Material to process:
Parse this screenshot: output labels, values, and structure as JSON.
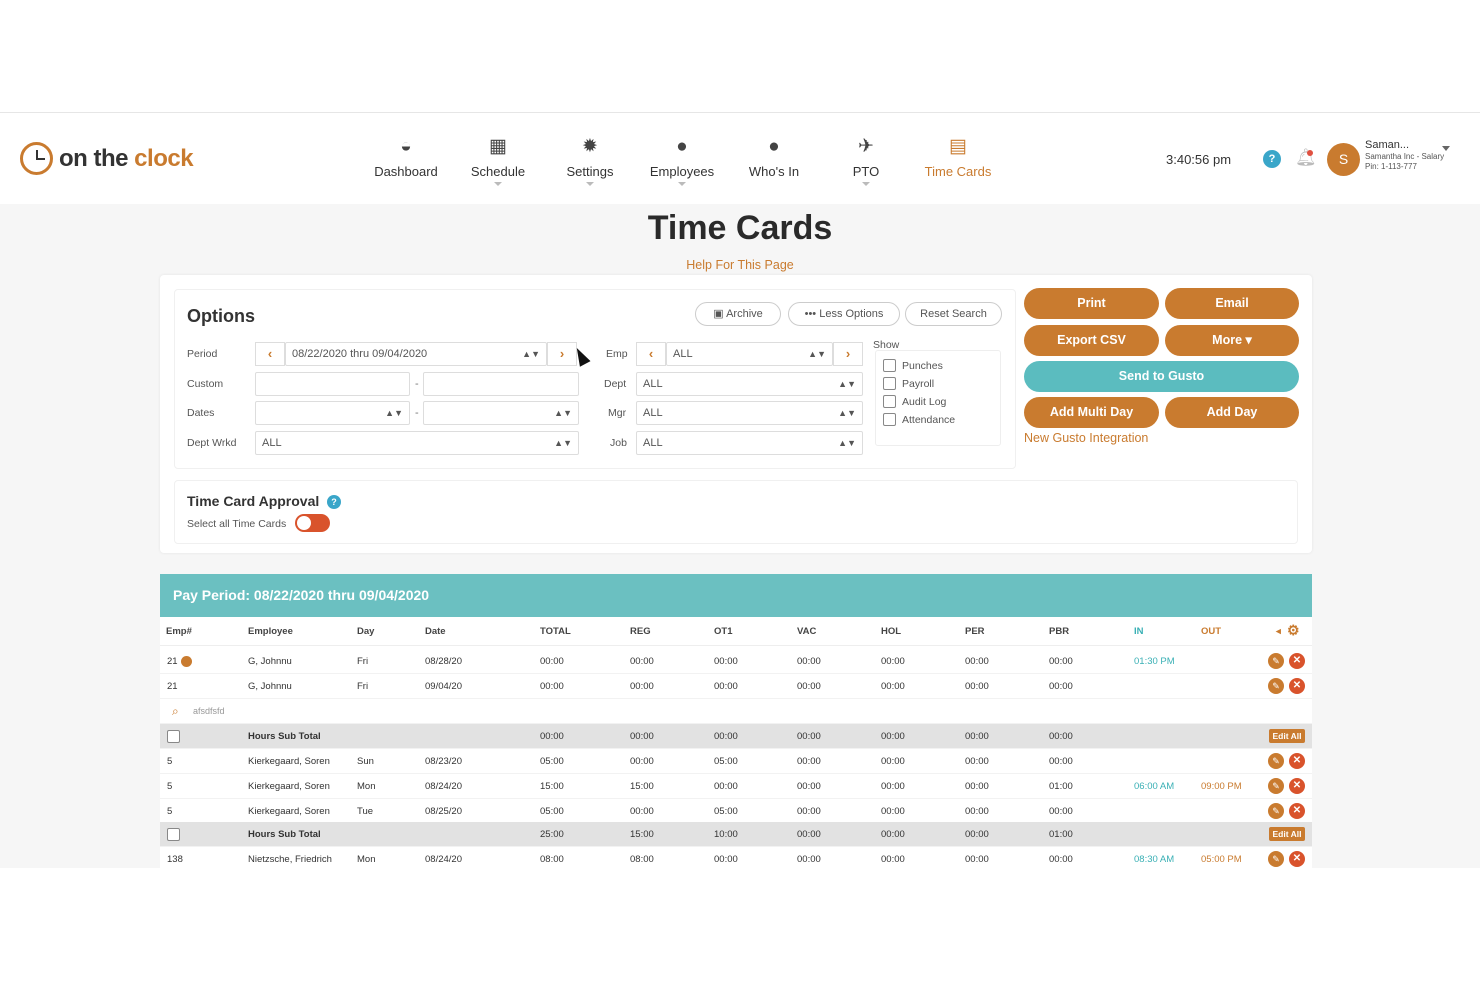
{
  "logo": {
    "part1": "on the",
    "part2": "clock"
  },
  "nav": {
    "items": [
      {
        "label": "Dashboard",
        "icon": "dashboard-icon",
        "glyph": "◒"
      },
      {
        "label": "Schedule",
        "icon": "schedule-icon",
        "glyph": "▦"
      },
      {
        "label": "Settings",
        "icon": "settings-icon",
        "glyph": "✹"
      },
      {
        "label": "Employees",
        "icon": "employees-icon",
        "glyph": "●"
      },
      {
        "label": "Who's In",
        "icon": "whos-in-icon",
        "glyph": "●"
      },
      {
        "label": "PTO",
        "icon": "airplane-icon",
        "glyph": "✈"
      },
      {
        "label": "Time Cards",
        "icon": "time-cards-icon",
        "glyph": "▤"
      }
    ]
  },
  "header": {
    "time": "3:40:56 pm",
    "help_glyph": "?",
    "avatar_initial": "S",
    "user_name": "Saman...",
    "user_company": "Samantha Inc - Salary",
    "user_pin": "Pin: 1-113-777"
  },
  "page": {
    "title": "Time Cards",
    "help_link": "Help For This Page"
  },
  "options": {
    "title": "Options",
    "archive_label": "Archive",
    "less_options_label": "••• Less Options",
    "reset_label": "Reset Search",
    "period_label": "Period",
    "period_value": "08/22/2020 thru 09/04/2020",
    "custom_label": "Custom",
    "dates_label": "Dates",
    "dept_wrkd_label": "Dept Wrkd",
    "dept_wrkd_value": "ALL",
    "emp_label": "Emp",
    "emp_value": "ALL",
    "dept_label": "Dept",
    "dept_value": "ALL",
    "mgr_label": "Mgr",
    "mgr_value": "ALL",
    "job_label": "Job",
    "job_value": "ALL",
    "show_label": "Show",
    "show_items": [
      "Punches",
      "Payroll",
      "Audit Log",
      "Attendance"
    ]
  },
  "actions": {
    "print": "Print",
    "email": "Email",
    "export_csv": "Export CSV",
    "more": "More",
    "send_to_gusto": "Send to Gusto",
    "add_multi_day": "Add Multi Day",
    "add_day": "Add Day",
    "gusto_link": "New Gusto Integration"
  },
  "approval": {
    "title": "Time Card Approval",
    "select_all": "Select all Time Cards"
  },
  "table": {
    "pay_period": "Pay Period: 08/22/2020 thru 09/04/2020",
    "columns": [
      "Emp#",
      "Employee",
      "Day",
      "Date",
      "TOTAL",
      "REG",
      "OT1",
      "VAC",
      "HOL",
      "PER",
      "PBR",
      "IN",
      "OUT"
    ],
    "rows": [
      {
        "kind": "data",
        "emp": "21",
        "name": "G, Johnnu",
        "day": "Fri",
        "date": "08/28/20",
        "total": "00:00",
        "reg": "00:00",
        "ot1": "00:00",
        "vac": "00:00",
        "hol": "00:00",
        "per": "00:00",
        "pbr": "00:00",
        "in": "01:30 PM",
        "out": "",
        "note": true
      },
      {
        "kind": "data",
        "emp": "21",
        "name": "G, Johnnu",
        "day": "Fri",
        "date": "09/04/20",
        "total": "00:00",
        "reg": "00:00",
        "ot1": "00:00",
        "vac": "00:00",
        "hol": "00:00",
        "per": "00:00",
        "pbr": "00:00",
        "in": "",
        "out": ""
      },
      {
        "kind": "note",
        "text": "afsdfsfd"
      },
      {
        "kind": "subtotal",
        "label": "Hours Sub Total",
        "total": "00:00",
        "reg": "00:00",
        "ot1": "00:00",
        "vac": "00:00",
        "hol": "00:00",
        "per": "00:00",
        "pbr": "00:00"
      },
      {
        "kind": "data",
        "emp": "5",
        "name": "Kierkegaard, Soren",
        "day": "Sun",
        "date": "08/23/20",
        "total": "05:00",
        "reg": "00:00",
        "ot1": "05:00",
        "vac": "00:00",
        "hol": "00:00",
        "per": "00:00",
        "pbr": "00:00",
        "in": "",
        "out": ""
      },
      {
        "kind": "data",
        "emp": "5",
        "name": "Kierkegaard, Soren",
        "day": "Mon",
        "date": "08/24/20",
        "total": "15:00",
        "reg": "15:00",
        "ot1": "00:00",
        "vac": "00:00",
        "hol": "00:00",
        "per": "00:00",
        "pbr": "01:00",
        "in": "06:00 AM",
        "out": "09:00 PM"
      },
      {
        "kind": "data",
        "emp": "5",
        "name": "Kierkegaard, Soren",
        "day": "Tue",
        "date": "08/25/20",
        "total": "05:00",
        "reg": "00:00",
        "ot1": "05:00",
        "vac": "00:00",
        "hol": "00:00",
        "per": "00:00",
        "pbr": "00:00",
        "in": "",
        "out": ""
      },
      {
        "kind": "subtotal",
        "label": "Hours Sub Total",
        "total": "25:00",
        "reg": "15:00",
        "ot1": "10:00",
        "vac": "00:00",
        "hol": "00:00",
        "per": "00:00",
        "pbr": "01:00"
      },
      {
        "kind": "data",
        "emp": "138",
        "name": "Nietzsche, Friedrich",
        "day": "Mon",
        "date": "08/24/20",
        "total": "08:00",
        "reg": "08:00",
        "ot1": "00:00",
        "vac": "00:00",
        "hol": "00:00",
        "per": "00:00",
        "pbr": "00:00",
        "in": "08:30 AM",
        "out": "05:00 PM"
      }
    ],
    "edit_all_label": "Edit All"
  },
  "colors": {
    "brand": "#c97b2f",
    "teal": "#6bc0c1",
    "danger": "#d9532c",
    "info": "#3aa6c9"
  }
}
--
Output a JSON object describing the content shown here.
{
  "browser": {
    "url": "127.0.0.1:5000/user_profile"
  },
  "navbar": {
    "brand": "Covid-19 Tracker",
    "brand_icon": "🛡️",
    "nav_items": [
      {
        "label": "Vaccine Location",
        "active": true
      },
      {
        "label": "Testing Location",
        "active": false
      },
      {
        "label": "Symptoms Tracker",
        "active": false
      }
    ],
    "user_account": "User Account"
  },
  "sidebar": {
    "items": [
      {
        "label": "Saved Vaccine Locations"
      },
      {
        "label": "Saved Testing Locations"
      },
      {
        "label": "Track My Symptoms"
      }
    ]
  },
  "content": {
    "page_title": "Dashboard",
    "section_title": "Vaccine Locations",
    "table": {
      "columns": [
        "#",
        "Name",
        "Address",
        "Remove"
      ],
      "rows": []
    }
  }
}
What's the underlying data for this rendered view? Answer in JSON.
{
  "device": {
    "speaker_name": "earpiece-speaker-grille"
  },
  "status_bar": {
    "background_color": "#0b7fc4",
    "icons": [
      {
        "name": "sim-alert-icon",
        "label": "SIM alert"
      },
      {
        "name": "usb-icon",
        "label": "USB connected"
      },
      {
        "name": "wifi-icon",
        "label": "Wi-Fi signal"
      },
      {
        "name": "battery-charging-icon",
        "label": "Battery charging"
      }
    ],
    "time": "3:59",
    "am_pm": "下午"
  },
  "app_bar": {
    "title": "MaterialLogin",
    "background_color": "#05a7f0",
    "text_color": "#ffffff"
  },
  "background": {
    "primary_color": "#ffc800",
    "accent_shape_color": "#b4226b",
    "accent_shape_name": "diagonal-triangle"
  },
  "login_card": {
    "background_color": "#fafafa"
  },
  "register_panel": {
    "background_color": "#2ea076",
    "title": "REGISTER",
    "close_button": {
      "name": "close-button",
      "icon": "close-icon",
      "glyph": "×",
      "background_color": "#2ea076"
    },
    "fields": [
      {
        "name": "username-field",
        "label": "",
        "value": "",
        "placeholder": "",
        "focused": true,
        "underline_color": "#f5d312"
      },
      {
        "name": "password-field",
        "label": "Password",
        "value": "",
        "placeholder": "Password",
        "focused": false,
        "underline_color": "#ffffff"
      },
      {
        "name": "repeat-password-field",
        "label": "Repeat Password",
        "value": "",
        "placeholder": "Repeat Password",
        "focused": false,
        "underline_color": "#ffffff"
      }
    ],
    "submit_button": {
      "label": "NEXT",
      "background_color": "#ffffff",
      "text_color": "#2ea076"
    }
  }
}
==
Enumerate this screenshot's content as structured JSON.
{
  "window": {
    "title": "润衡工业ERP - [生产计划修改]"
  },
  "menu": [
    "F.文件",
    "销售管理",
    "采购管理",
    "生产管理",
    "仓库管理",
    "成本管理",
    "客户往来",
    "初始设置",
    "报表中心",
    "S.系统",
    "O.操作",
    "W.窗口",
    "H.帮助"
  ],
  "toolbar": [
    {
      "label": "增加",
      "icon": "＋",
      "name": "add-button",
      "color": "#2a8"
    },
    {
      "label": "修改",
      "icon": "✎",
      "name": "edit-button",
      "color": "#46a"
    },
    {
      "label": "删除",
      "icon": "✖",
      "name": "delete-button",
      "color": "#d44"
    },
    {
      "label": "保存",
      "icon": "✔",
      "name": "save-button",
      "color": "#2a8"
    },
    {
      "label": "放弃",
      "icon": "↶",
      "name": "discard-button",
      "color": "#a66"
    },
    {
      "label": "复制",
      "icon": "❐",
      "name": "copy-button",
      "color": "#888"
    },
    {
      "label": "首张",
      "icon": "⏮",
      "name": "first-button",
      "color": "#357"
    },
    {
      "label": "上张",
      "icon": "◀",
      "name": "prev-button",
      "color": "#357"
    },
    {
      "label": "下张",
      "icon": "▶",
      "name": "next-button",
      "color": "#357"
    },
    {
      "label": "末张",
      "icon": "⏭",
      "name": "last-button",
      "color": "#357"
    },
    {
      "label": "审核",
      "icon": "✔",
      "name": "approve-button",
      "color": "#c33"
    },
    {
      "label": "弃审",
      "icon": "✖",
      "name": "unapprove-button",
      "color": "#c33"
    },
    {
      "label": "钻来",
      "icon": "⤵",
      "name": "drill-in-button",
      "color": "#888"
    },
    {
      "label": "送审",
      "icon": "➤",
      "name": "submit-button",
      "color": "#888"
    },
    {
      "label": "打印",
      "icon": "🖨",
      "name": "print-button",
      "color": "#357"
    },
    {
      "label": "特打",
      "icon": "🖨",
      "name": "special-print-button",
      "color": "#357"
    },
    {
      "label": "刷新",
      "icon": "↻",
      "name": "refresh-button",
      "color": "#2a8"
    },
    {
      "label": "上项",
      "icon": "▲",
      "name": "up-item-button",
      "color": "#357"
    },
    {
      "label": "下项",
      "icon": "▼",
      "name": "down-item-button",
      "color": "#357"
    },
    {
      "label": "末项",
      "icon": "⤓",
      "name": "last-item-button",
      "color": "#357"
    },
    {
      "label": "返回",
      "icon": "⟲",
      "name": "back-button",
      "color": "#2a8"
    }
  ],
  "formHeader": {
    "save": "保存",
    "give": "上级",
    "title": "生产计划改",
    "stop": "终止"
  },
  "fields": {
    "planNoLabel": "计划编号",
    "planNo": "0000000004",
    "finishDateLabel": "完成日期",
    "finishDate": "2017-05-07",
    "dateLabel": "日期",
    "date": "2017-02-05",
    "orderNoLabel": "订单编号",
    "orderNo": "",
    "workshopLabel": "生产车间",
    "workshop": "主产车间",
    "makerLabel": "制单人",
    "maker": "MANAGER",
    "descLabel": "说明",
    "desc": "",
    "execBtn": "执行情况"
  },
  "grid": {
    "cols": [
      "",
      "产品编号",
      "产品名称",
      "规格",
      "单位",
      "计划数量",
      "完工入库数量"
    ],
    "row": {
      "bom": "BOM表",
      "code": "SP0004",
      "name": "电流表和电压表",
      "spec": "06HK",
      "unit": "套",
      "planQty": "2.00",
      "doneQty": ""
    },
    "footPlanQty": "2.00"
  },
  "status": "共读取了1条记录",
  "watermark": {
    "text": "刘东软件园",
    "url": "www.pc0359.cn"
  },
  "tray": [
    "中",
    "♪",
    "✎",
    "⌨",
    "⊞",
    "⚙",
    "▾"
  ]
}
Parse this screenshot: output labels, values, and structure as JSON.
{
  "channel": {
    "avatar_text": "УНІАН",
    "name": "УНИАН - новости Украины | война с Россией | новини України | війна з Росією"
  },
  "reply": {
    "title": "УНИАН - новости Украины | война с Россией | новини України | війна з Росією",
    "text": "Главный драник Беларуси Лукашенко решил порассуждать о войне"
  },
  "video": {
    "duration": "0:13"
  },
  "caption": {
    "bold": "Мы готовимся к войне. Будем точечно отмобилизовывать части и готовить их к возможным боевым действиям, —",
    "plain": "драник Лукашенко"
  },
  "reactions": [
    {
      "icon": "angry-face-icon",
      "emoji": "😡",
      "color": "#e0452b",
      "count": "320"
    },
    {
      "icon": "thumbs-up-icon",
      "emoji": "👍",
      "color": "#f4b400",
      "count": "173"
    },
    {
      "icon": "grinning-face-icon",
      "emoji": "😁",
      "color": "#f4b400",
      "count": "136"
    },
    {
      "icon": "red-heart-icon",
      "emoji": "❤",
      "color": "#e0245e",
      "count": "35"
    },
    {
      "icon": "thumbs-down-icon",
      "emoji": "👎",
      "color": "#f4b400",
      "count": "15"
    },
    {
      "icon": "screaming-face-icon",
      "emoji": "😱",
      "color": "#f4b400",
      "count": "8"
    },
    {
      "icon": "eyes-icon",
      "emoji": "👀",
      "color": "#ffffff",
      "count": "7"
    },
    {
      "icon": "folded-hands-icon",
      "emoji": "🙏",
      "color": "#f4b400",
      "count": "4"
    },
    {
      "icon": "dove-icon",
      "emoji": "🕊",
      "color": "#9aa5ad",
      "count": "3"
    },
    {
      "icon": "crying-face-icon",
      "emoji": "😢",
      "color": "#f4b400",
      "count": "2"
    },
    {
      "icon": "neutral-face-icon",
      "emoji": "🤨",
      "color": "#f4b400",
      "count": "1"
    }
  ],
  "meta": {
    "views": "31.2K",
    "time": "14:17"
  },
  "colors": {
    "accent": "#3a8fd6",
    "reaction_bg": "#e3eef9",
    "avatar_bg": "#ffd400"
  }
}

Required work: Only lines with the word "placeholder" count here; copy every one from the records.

Reply:
        "placeholder": "",
        "placeholder": "Password",
        "placeholder": "Repeat Password",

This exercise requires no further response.